What the task asks:
Each line from the one with "What's the underlying" through the last line below must be written out exactly. Do not copy pictures.
+---+
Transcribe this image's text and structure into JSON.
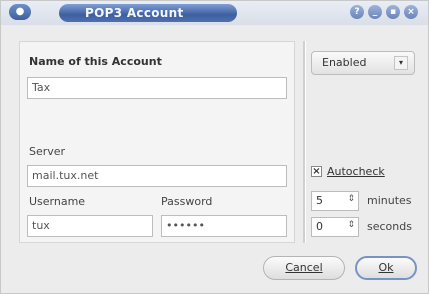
{
  "window": {
    "title": "POP3 Account",
    "controls": [
      "?",
      "_",
      "▪",
      "×"
    ]
  },
  "form": {
    "account_name_label": "Name of this Account",
    "account_name_value": "Tax",
    "server_label": "Server",
    "server_value": "mail.tux.net",
    "username_label": "Username",
    "username_value": "tux",
    "password_label": "Password",
    "password_value": "••••••"
  },
  "side": {
    "status_selected": "Enabled",
    "autocheck_label": "Autocheck",
    "autocheck_checked": true,
    "minutes_value": "5",
    "minutes_label": "minutes",
    "seconds_value": "0",
    "seconds_label": "seconds"
  },
  "buttons": {
    "cancel": "Cancel",
    "ok": "Ok"
  }
}
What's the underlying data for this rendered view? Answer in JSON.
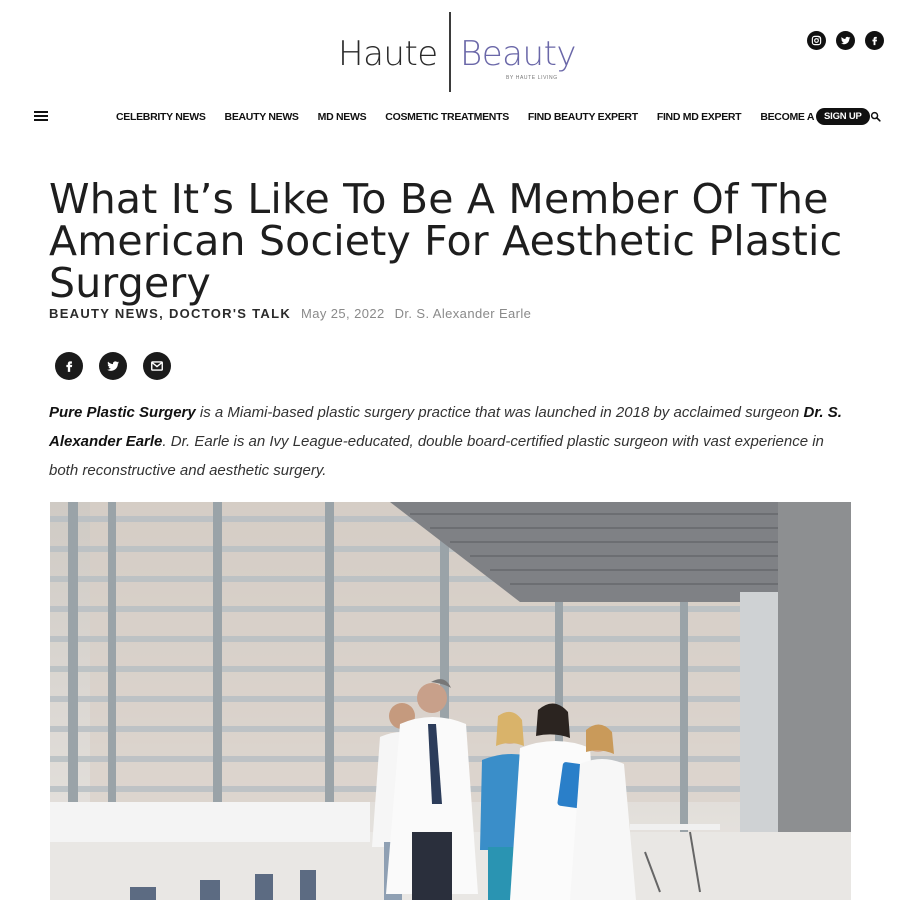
{
  "logo": {
    "part1": "Haute",
    "part2": "Beauty",
    "sub": "BY HAUTE LIVING"
  },
  "social_top": [
    "instagram-icon",
    "twitter-icon",
    "facebook-icon"
  ],
  "nav": {
    "items": [
      "CELEBRITY NEWS",
      "BEAUTY NEWS",
      "MD NEWS",
      "COSMETIC TREATMENTS",
      "FIND BEAUTY EXPERT",
      "FIND MD EXPERT",
      "BECOME A MEMBER"
    ],
    "signup": "SIGN UP"
  },
  "article": {
    "title": "What It’s Like To Be A Member Of The American Society For Aesthetic Plastic Surgery",
    "categories": "BEAUTY NEWS, DOCTOR'S TALK",
    "date": "May 25, 2022",
    "author": "Dr. S. Alexander Earle",
    "intro": {
      "p1_bold": "Pure Plastic Surgery",
      "p1_text": " is a Miami-based plastic surgery practice that was launched in 2018 by acclaimed surgeon ",
      "p2_bold": "Dr. S. Alexander Earle",
      "p2_text": ". Dr. Earle is an Ivy League-educated, double board-certified plastic surgeon with vast experience in both reconstructive and aesthetic surgery."
    }
  },
  "share": [
    "facebook-icon",
    "twitter-icon",
    "email-icon"
  ],
  "colors": {
    "brand_purple": "#6a67a8",
    "dark": "#111111"
  }
}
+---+
Solution to the exercise:
What's the underlying data for this rendered view? Answer in JSON.
{
  "logo": {
    "part1": "Haute",
    "part2": "Beauty",
    "sub": "BY HAUTE LIVING"
  },
  "social_top": [
    "instagram-icon",
    "twitter-icon",
    "facebook-icon"
  ],
  "nav": {
    "items": [
      "CELEBRITY NEWS",
      "BEAUTY NEWS",
      "MD NEWS",
      "COSMETIC TREATMENTS",
      "FIND BEAUTY EXPERT",
      "FIND MD EXPERT",
      "BECOME A MEMBER"
    ],
    "signup": "SIGN UP"
  },
  "article": {
    "title": "What It’s Like To Be A Member Of The American Society For Aesthetic Plastic Surgery",
    "categories": "BEAUTY NEWS, DOCTOR'S TALK",
    "date": "May 25, 2022",
    "author": "Dr. S. Alexander Earle",
    "intro": {
      "p1_bold": "Pure Plastic Surgery",
      "p1_text": " is a Miami-based plastic surgery practice that was launched in 2018 by acclaimed surgeon ",
      "p2_bold": "Dr. S. Alexander Earle",
      "p2_text": ". Dr. Earle is an Ivy League-educated, double board-certified plastic surgeon with vast experience in both reconstructive and aesthetic surgery."
    }
  },
  "share": [
    "facebook-icon",
    "twitter-icon",
    "email-icon"
  ],
  "colors": {
    "brand_purple": "#6a67a8",
    "dark": "#111111"
  }
}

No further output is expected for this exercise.